There are plenty of spots to get a drink, including representation from different wineries, breweries, cocktail bars and – my favourite – the Pimms Garden.
We started in the garden and grabbed some Japanese fried chicken and gyoza dumplings before meeting up with our friends. Yep, we’re officially parents – if we don’t eat at 6pm sharp we get ravenous! I can confirm though, the fried chicken (served with spicy sriracha aioli) was officially the best I’ve eaten in my life. Seriously! Being soaked in buttermilk for 24 hours probably had something to do with it, and I’m determined to try this method at home now.
After seeing a show elsewhere, we made it back to the garden to see Dom Chambers: Fake Wizard.

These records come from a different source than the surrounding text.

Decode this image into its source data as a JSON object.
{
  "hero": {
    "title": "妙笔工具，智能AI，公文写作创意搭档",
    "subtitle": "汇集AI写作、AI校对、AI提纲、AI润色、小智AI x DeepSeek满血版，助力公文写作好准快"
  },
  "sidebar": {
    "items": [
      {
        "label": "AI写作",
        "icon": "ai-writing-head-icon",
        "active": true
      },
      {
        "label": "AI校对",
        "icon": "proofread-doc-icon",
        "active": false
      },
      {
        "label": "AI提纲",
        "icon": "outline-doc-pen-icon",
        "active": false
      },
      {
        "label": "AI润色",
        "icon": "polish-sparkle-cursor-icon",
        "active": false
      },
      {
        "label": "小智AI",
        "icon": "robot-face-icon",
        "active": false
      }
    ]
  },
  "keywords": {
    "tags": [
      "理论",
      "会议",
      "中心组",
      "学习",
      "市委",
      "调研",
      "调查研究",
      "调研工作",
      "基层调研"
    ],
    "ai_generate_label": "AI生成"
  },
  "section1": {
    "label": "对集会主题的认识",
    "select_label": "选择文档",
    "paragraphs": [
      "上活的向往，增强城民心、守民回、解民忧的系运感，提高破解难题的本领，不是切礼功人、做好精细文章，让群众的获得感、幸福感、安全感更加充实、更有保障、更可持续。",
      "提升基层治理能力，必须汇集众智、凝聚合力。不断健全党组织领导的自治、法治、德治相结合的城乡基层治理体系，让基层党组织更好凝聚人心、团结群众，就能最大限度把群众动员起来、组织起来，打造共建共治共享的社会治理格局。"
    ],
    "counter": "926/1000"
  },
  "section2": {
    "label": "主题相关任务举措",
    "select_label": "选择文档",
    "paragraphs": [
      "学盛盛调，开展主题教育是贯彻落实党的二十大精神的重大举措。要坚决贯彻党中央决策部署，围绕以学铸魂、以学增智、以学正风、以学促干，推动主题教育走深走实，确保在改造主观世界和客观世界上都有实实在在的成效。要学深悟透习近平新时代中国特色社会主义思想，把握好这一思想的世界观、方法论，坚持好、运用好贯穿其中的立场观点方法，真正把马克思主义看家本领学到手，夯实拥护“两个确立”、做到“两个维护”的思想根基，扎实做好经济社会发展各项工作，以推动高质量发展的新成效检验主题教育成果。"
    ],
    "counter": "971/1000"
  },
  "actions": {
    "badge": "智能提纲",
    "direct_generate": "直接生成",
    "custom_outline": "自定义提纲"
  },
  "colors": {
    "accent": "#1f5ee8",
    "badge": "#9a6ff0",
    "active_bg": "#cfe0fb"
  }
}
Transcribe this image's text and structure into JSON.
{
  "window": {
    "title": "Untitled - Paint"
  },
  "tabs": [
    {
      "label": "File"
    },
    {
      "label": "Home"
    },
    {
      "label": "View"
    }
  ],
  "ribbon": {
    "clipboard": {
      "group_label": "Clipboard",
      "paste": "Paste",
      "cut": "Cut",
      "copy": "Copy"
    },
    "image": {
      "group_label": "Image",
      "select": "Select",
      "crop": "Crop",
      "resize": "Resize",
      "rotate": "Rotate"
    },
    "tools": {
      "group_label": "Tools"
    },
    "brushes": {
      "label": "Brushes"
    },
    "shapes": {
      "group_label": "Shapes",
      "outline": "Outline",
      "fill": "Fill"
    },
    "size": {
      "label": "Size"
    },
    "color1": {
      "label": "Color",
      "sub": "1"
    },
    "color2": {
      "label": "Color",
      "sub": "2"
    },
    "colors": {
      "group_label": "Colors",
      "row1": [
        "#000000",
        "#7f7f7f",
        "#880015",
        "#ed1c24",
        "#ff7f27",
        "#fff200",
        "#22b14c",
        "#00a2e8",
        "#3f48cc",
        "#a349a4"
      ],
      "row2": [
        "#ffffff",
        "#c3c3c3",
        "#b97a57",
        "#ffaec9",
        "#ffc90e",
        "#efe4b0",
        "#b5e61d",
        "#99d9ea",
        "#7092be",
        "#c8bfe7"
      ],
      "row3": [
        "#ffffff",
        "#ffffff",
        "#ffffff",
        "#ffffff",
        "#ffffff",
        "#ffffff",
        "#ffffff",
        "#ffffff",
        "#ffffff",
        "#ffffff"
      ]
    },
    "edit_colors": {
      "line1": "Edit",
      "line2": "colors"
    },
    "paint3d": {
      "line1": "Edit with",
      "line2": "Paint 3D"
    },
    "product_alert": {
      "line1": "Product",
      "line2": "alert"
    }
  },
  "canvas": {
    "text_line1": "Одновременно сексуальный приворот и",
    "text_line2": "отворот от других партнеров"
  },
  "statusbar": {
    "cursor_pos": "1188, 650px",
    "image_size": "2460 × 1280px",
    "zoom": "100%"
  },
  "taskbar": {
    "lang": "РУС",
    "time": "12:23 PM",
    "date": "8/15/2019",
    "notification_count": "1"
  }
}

I can’t give too much away but basically, picture a magician who swears a lot and whose magic is both impressive and very low-brow.
Right across the road from The Garden, you’ll find Gluttony, another park cordoned off and filled to the brim with food trucks, venues big and small, and bars. We moved over to Gluttony to meet our friends before the show.
As you walk in there’s a food area serving Vietnamese, Gozleme, and other assorted goodies, as well as a Coopers Bar.
We grabbed some drinks at the Johnny Walker bar (which, by the way, has a rooftop level with views over the whole festival) and enjoyed the atmosphere with our friends next to the pond. (Those familiar with Adelaide may have fond childhood memories of the pond in Rymill Park!)
We had tickets to see Leigh Qurban: Crate Expectations at Gluttony. What I loved about the smaller venues in Gluttony was that so many locals (or, in Leigh’s case, ex-locals) are showcased here. While sometimes the shows are sold out, you have a fairly good chance of being able to grab a drink then purchase a last-minute ticket, especially on a weeknight.
Adelaide Fringe Top Tips
While we were happy to stick to The Garden and Gluttony for our night out, the entire city is filled with Fringe venues. Of particular note for my inner foodie is Rundle Street: the East End street and its associated laneways are filled with restaurants and bars, but during the Fringe it’s blocked off to vehicles. This means additional seating is set up in the street, making it the perfect dinner spot before a show.
I made Mr. W withdraw cash before we went into The Garden, only to find that many bars and eateries are cashless. Gone are days in which one must be ultra-organised and remember to carry cash!
Given how busy it is, transport is something to consider. We dropped the kids off at the grandparents’ house and watched the Uber pricing go up several dollars in a matter of minutes, so we ended up heading in earlier than planned. I’d follow this option and just go early if you’re planning on a festive evening. Don’t bother trying to drive – you won’t find a park and if you want to enjoy a few drinks it’s not worth it.
The Adelaide Fringe runs until the 15th March and happens every year. You’ll find venues all around Adelaide and more information can be found here.